US9324195Feb 26, 2014Apr 26, 2016Polaris Industries Inc.Recreational vehicle interactive, telemetry, mapping, and trip planning system
US9644969Feb 26, 2014May 9, 2017Polaris Industries Inc.Recreational vehicle interactive telemetry, mapping, and trip planning system
US20070050095 *Sep 1, 2005Mar 1, 2007Polaris Industries Inc.Controller area network based self-configuring vehicle management system and method
US20100090797 *May 31, 2009Apr 15, 2010Polaris Industries Inc.Vehicle security system
U.S. Classification307/106, 375/229, 375/253, 398/62, 375/232
International ClassificationH04L12/44, H04L7/04, G06F13/40
Cooperative ClassificationH04L12/44, H04L7/044, G06F13/4022
European ClassificationH04L12/44, G06F13/40D2
Legal Events
Sep 11, 2000ASAssignment

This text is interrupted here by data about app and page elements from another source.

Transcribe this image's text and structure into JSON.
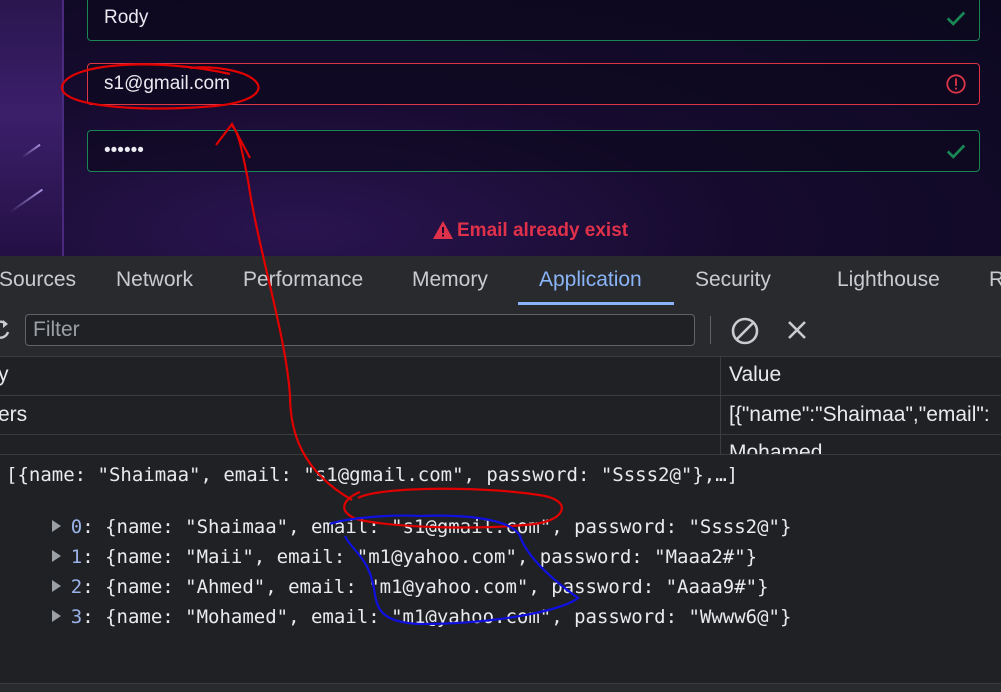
{
  "form": {
    "name_value": "Rody",
    "email_value": "s1@gmail.com",
    "password_value": "••••••",
    "error_message": "Email already exist"
  },
  "devtools": {
    "tabs": [
      "Sources",
      "Network",
      "Performance",
      "Memory",
      "Application",
      "Security",
      "Lighthouse",
      "R"
    ],
    "active_tab": "Application",
    "filter_placeholder": "Filter",
    "table": {
      "headers": [
        "y",
        "Value"
      ],
      "rows": [
        {
          "key": "ers",
          "value": "[{\"name\":\"Shaimaa\",\"email\":"
        },
        {
          "key": "",
          "value": "Mohamed"
        }
      ]
    },
    "console": {
      "summary": "[{name: \"Shaimaa\", email: \"s1@gmail.com\", password: \"Ssss2@\"},…]",
      "entries": [
        {
          "index": "0",
          "text": ": {name: \"Shaimaa\", email: \"s1@gmail.com\", password: \"Ssss2@\"}"
        },
        {
          "index": "1",
          "text": ": {name: \"Maii\", email: \"m1@yahoo.com\", password: \"Maaa2#\"}"
        },
        {
          "index": "2",
          "text": ": {name: \"Ahmed\", email: \"m1@yahoo.com\", password: \"Aaaa9#\"}"
        },
        {
          "index": "3",
          "text": ": {name: \"Mohamed\", email: \"m1@yahoo.com\", password: \"Wwww6@\"}"
        }
      ]
    }
  },
  "colors": {
    "valid": "#198754",
    "invalid": "#dc3545",
    "accent": "#8ab4f8",
    "annotation_red": "#e00000",
    "annotation_blue": "#1010e0"
  },
  "icons": [
    "check-icon",
    "exclamation-circle-icon",
    "warning-triangle-icon",
    "refresh-icon",
    "clear-icon",
    "close-icon",
    "expand-triangle-icon"
  ]
}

Effective date: 20000828
Feb 5, 2008FPAYFee payment
Year of fee payment: 4
Jan 18, 2012FPAYFee payment
Year of fee payment: 8
Feb 24, 2016FPAYFee payment
Year of fee payment: 12